  17. 17.
    Alchourrón, C.E.: Conflicts of norms and the revision of normative systems. Law and Philosophy 10, 413–425 (1991), doi:10.1007/BF00127412CrossRefGoogle Scholar
  18. 18.
    Ullmann-Margalit, E.: Revision of norms. Ethics 100(4), 756–767 (1990) Article Stable, (retrieved March 20, 2012)Google Scholar
  19. 19.
    Boella, G., van der Torre, L.W.N.: Regulative and constitutive norms in normative multiagent systems. In: Dubois, D., Welty, C.A., Williams, M.A. (eds.) KR, pp. 255–266. AAAI Press (2004)Google Scholar
  20. 20.
    Governatori, G., Rotolo, A.: Changing legal systems: legal abrogations and annulments in defeasible logic. Logic Journal of the IGPL 18(1), 157–194 (2010)MathSciNetCrossRefzbMATHGoogle Scholar
  21. 21.
    Artikis, A.: Dynamic protocols for open agent systems. In: Sierra, C., Castelfranchi, C., Decker, K.S., Sichman, J.S. (eds.) AAMAS (1), pp. 97–104. IFAAMAS (2009)Google Scholar
  22. 22.
    Campos, J., López-Sánchez, M., Rodríguez-Aguilar, J.A., Esteva, M.: Formalising Situatedness and Adaptation in Electronic Institutions. In: Hübner, J.F., Matson, E., Boissier, O., Dignum, V. (eds.) COIN 2008. LNCS, vol. 5428, pp. 126–139. Springer, Heidelberg (2009)CrossRefGoogle Scholar
  23. 23.
    Tinnemeier, N.A.M., Dastani, M., Meyer, J.J.C.: Programming norm change. In: van der Hoek, W., Kaminka, G.A., Lespérance, Y., Luck, M., Sen, S. (eds.) AAMAS, pp. 957–964. IFAAMAS (2010)Google Scholar
  24. 24.
    Gabbay, D.M., Rodrigues, O., Russo, A.: Revision, Acceptability and Context - Theoretical and Algorithmic Aspects. Cognitive Technologies. Springer (2010)Google Scholar
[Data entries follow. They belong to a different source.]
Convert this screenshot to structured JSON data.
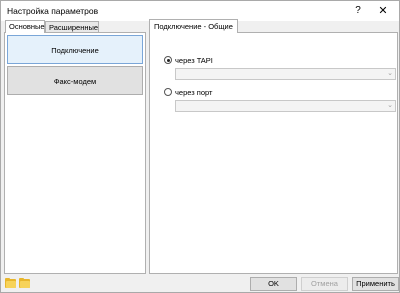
{
  "window": {
    "title": "Настройка параметров",
    "help_label": "?",
    "close_label": "✕"
  },
  "left_tabs": [
    {
      "label": "Основные",
      "active": true
    },
    {
      "label": "Расширенные",
      "active": false
    }
  ],
  "nav_items": [
    {
      "label": "Подключение",
      "selected": true
    },
    {
      "label": "Факс-модем",
      "selected": false
    }
  ],
  "right_tab": {
    "label": "Подключение - Общие"
  },
  "connection": {
    "tapi_label": "через TAPI",
    "tapi_checked": true,
    "tapi_value": "",
    "port_label": "через порт",
    "port_checked": false,
    "port_value": ""
  },
  "footer": {
    "ok_label": "OK",
    "cancel_label": "Отмена",
    "apply_label": "Применить"
  },
  "colors": {
    "folder": "#e8b62c",
    "selected_nav": "#e5f1fb"
  }
}
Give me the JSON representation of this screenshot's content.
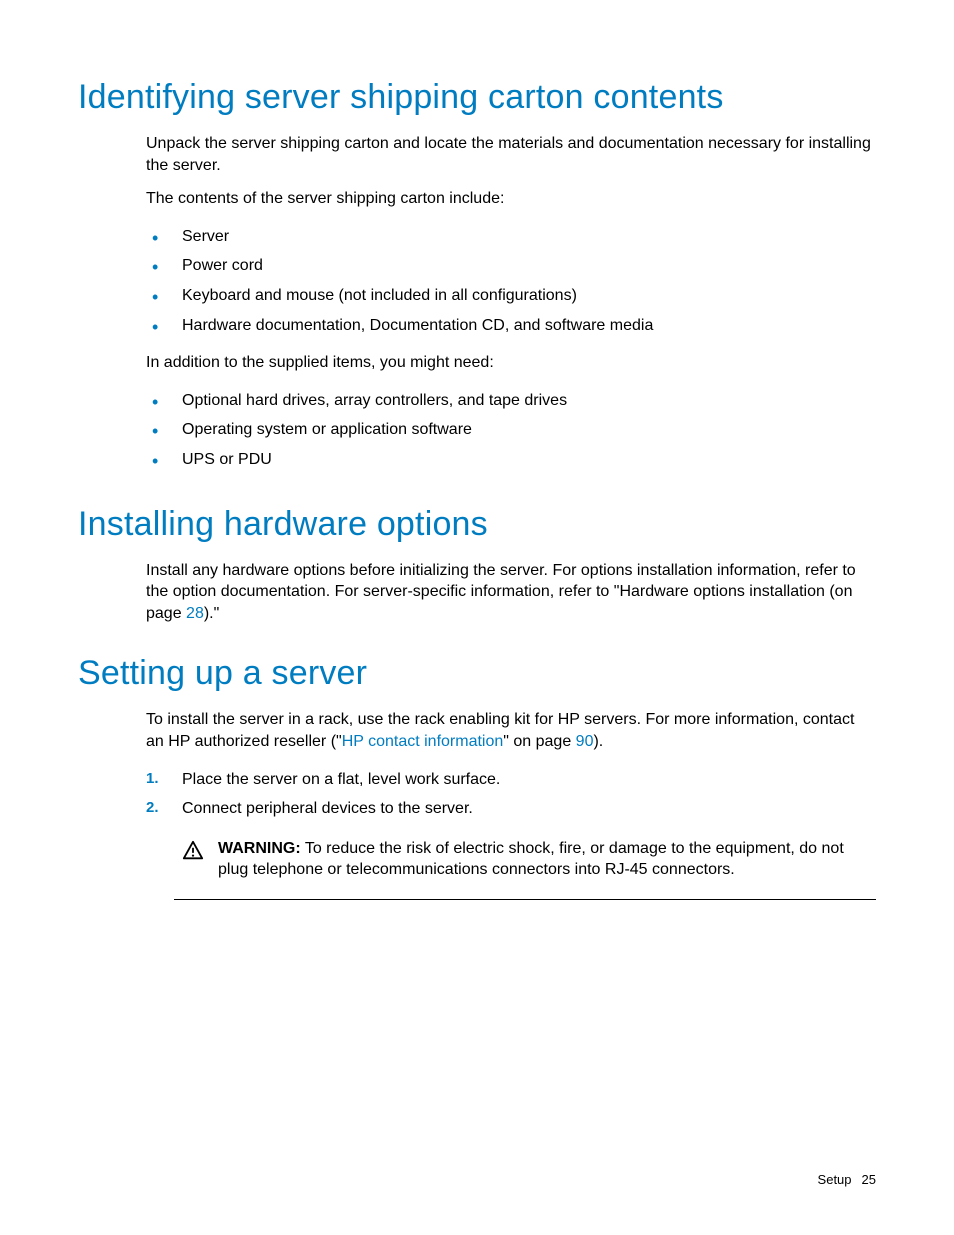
{
  "h1_1": "Identifying server shipping carton contents",
  "p1": "Unpack the server shipping carton and locate the materials and documentation necessary for installing the server.",
  "p2": "The contents of the server shipping carton include:",
  "list1": {
    "i0": "Server",
    "i1": "Power cord",
    "i2": "Keyboard and mouse (not included in all configurations)",
    "i3": "Hardware documentation, Documentation CD, and software media"
  },
  "p3": "In addition to the supplied items, you might need:",
  "list2": {
    "i0": "Optional hard drives, array controllers, and tape drives",
    "i1": "Operating system or application software",
    "i2": "UPS or PDU"
  },
  "h1_2": "Installing hardware options",
  "p4a": "Install any hardware options before initializing the server. For options installation information, refer to the option documentation. For server-specific information, refer to \"Hardware options installation (on page ",
  "p4link": "28",
  "p4b": ").\"",
  "h1_3": "Setting up a server",
  "p5a": "To install the server in a rack, use the rack enabling kit for HP servers. For more information, contact an HP authorized reseller (\"",
  "p5link1": "HP contact information",
  "p5b": "\" on page ",
  "p5link2": "90",
  "p5c": ").",
  "steps": {
    "s0": "Place the server on a flat, level work surface.",
    "s1": "Connect peripheral devices to the server."
  },
  "warning": {
    "label": "WARNING:",
    "text": "  To reduce the risk of electric shock, fire, or damage to the equipment, do not plug telephone or telecommunications connectors into RJ-45 connectors."
  },
  "footer": {
    "section": "Setup",
    "page": "25"
  }
}
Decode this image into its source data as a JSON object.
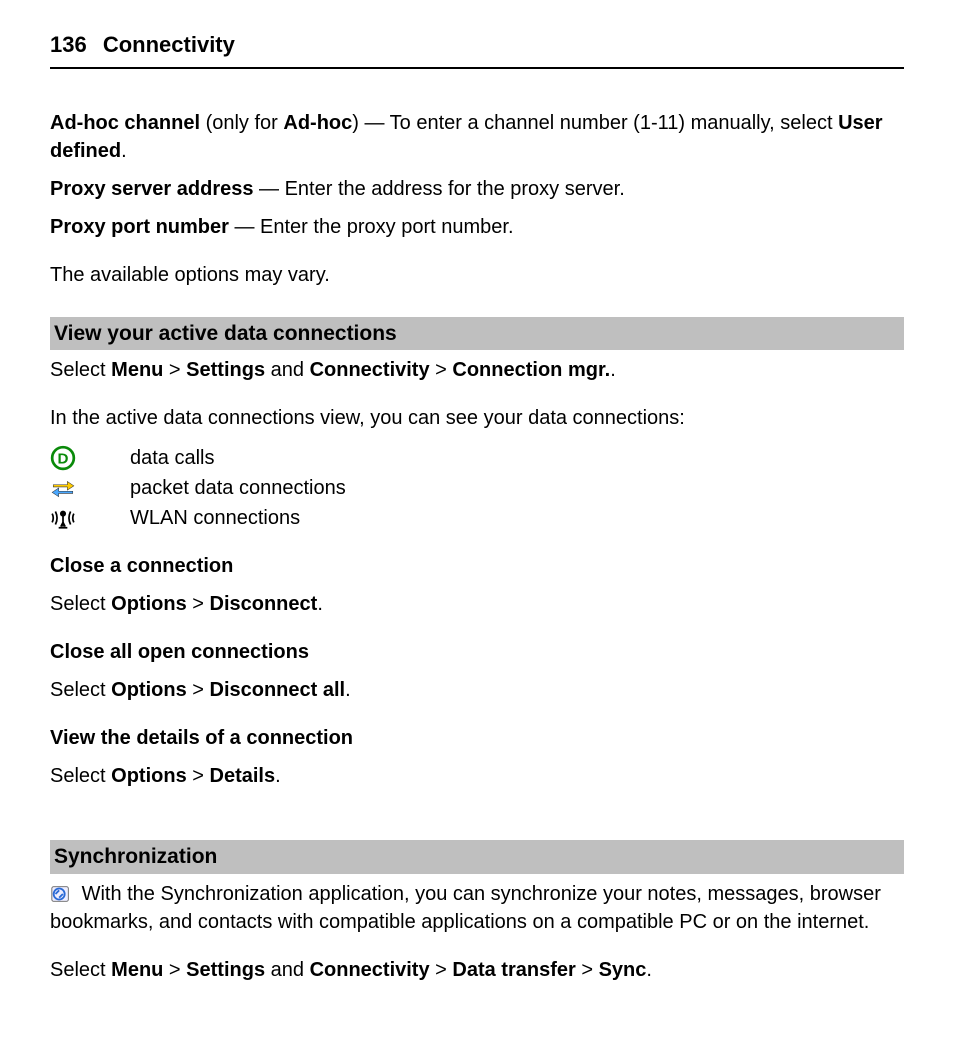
{
  "header": {
    "page_number": "136",
    "section": "Connectivity"
  },
  "adhoc_channel": {
    "label": "Ad-hoc channel",
    "only_for_prefix": " (only for ",
    "only_for_bold": "Ad-hoc",
    "only_for_suffix": ")  — To enter a channel number (1-11) manually, select ",
    "user_defined": "User defined",
    "period": "."
  },
  "proxy_server": {
    "label": "Proxy server address",
    "text": "  — Enter the address for the proxy server."
  },
  "proxy_port": {
    "label": "Proxy port number",
    "text": "  — Enter the proxy port number."
  },
  "options_vary": "The available options may vary.",
  "section1": {
    "title": "View your active data connections",
    "select_word": "Select ",
    "menu": "Menu",
    "gt1": "  > ",
    "settings": "Settings",
    "and": " and ",
    "connectivity": "Connectivity",
    "gt2": "  > ",
    "connmgr": "Connection mgr.",
    "period": ".",
    "intro": "In the active data connections view, you can see your data connections:",
    "icons": {
      "data_calls": "data calls",
      "packet_data": "packet data connections",
      "wlan": "WLAN connections"
    }
  },
  "close_one": {
    "title": "Close a connection",
    "select": "Select ",
    "options": "Options",
    "gt": "  > ",
    "disconnect": "Disconnect",
    "period": "."
  },
  "close_all": {
    "title": "Close all open connections",
    "select": "Select ",
    "options": "Options",
    "gt": "  > ",
    "disconnect_all": "Disconnect all",
    "period": "."
  },
  "view_details": {
    "title": "View the details of a connection",
    "select": "Select ",
    "options": "Options",
    "gt": "  > ",
    "details": "Details",
    "period": "."
  },
  "sync": {
    "title": "Synchronization",
    "intro": " With the Synchronization application, you can synchronize your notes, messages, browser bookmarks, and contacts with compatible applications on a compatible PC or on the internet.",
    "select": "Select ",
    "menu": "Menu",
    "gt1": "  > ",
    "settings": "Settings",
    "and": " and ",
    "connectivity": "Connectivity",
    "gt2": "  > ",
    "data_transfer": "Data transfer",
    "gt3": "  > ",
    "sync": "Sync",
    "period": "."
  }
}
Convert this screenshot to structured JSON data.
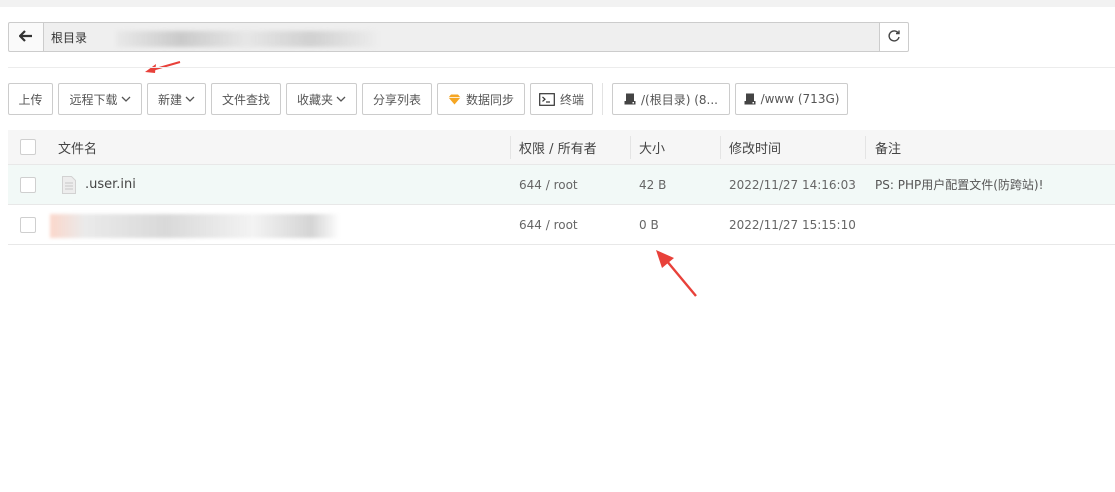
{
  "pathbar": {
    "root_label": "根目录"
  },
  "toolbar": {
    "upload": "上传",
    "remote_download": "远程下载",
    "new": "新建",
    "file_search": "文件查找",
    "favorites": "收藏夹",
    "share_list": "分享列表",
    "data_sync": "数据同步",
    "terminal": "终端",
    "disk_root": "/(根目录) (8...",
    "disk_www": "/www (713G)"
  },
  "table": {
    "headers": {
      "name": "文件名",
      "perm": "权限 / 所有者",
      "size": "大小",
      "mtime": "修改时间",
      "note": "备注"
    },
    "rows": [
      {
        "name": ".user.ini",
        "perm": "644 / root",
        "size": "42 B",
        "mtime": "2022/11/27 14:16:03",
        "note": "PS: PHP用户配置文件(防跨站)!"
      },
      {
        "name": "",
        "perm": "644 / root",
        "size": "0 B",
        "mtime": "2022/11/27 15:15:10",
        "note": ""
      }
    ]
  },
  "colors": {
    "accent_arrow": "#e8413a",
    "row_highlight": "#f2f9f7",
    "data_sync_icon": "#f5a623"
  },
  "icons": [
    "back-arrow-icon",
    "refresh-icon",
    "chevron-down-icon",
    "diamond-icon",
    "terminal-icon",
    "disk-icon",
    "file-icon",
    "annotation-arrow"
  ]
}
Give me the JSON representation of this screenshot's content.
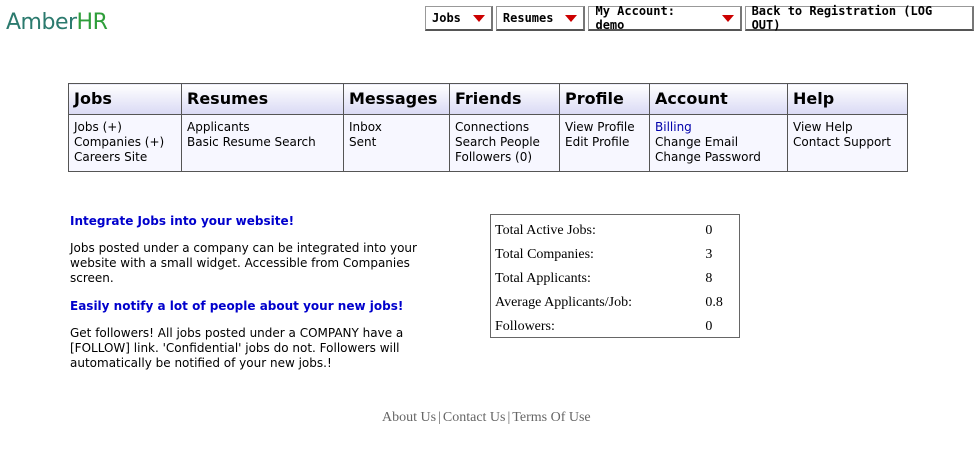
{
  "logo": {
    "part1": "Amber",
    "part2": "HR"
  },
  "topnav": [
    {
      "label": "Jobs",
      "dropdown": true
    },
    {
      "label": "Resumes",
      "dropdown": true
    },
    {
      "label": "My Account: demo",
      "dropdown": true
    },
    {
      "label": "Back to Registration (LOG OUT)",
      "dropdown": false
    }
  ],
  "menu": {
    "columns": [
      {
        "header": "Jobs",
        "items": [
          "Jobs (+)",
          "Companies (+)",
          "Careers Site"
        ]
      },
      {
        "header": "Resumes",
        "items": [
          "Applicants",
          "Basic Resume Search"
        ]
      },
      {
        "header": "Messages",
        "items": [
          "Inbox",
          "Sent"
        ]
      },
      {
        "header": "Friends",
        "items": [
          "Connections",
          "Search People",
          "Followers (0)"
        ]
      },
      {
        "header": "Profile",
        "items": [
          "View Profile",
          "Edit Profile"
        ]
      },
      {
        "header": "Account",
        "items": [
          "Billing",
          "Change Email",
          "Change Password"
        ]
      },
      {
        "header": "Help",
        "items": [
          "View Help",
          "Contact Support"
        ]
      }
    ]
  },
  "info": {
    "heading1": "Integrate Jobs into your website!",
    "text1": "Jobs posted under a company can be integrated into your website with a small widget. Accessible from Companies screen.",
    "heading2": "Easily notify a lot of people about your new jobs!",
    "text2": "Get followers! All jobs posted under a COMPANY have a [FOLLOW] link. 'Confidential' jobs do not. Followers will automatically be notified of your new jobs.!"
  },
  "stats": [
    {
      "label": "Total Active Jobs:",
      "value": "0"
    },
    {
      "label": "Total Companies:",
      "value": "3"
    },
    {
      "label": "Total Applicants:",
      "value": "8"
    },
    {
      "label": "Average Applicants/Job:",
      "value": "0.8"
    },
    {
      "label": "Followers:",
      "value": "0"
    }
  ],
  "footer": {
    "about": "About Us",
    "contact": "Contact Us",
    "terms": "Terms Of Use",
    "sep": "|"
  },
  "colors": {
    "accent_link": "#0000cc",
    "arrow": "#cc0000",
    "menu_header_bg": "#d9d9f4"
  }
}
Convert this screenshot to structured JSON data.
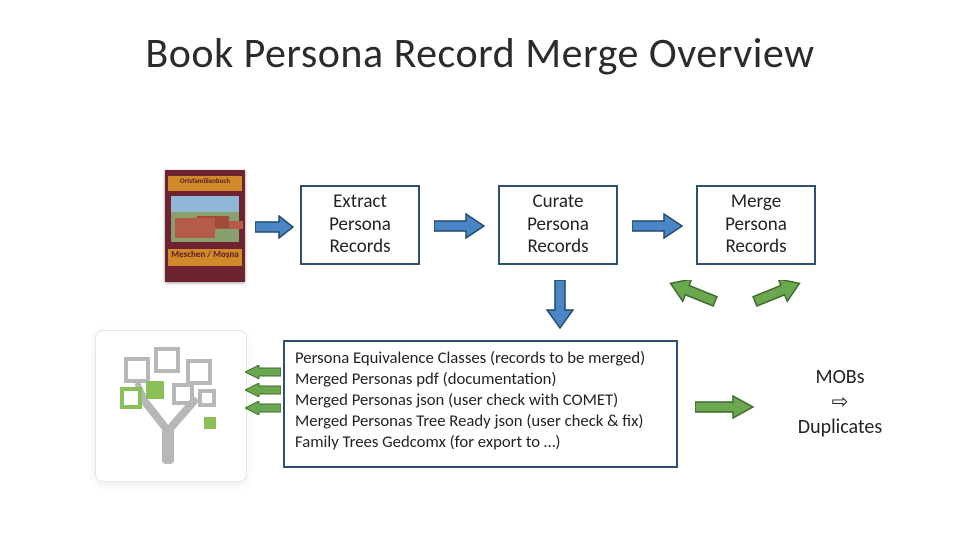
{
  "title": "Book Persona Record Merge Overview",
  "book": {
    "top_label": "Ortsfamilienbuch",
    "bottom_label": "Meschen / Moșna"
  },
  "steps": {
    "extract": {
      "l1": "Extract",
      "l2": "Persona",
      "l3": "Records"
    },
    "curate": {
      "l1": "Curate",
      "l2": "Persona",
      "l3": "Records"
    },
    "merge": {
      "l1": "Merge",
      "l2": "Persona",
      "l3": "Records"
    }
  },
  "outputs_text": "Persona Equivalence Classes (records to be merged)\nMerged Personas pdf (documentation)\nMerged Personas json (user check with COMET)\nMerged Personas Tree Ready json (user check & fix)\nFamily Trees Gedcomx (for export to …)",
  "mobs": {
    "l1": "MOBs",
    "l2": "⇨",
    "l3": "Duplicates"
  },
  "colors": {
    "arrow_blue": "#4a86c5",
    "arrow_green": "#6aa84f",
    "arrow_dark": "#244a6b",
    "border": "#2f4f74"
  }
}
Copyright information

© Springer-Verlag Berlin Heidelberg 2013

Authors and Affiliations

  • Duangtida Athakravi
    • 1
  • Domenico Corapi
    • 1
  • Alessandra Russo
    • 1
  • Marina De Vos
    • 2
  • Julian Padget
    • 2
  • Ken Satoh
    • 3
  1. 1.Department of ComputingImperial College LondonUK
  2. 2.Department of ComputingUniversity of BathUK
  3. 3.Principles of Informatics Research DivisionNational Institute of InformaticsJapan

Personalised recommendations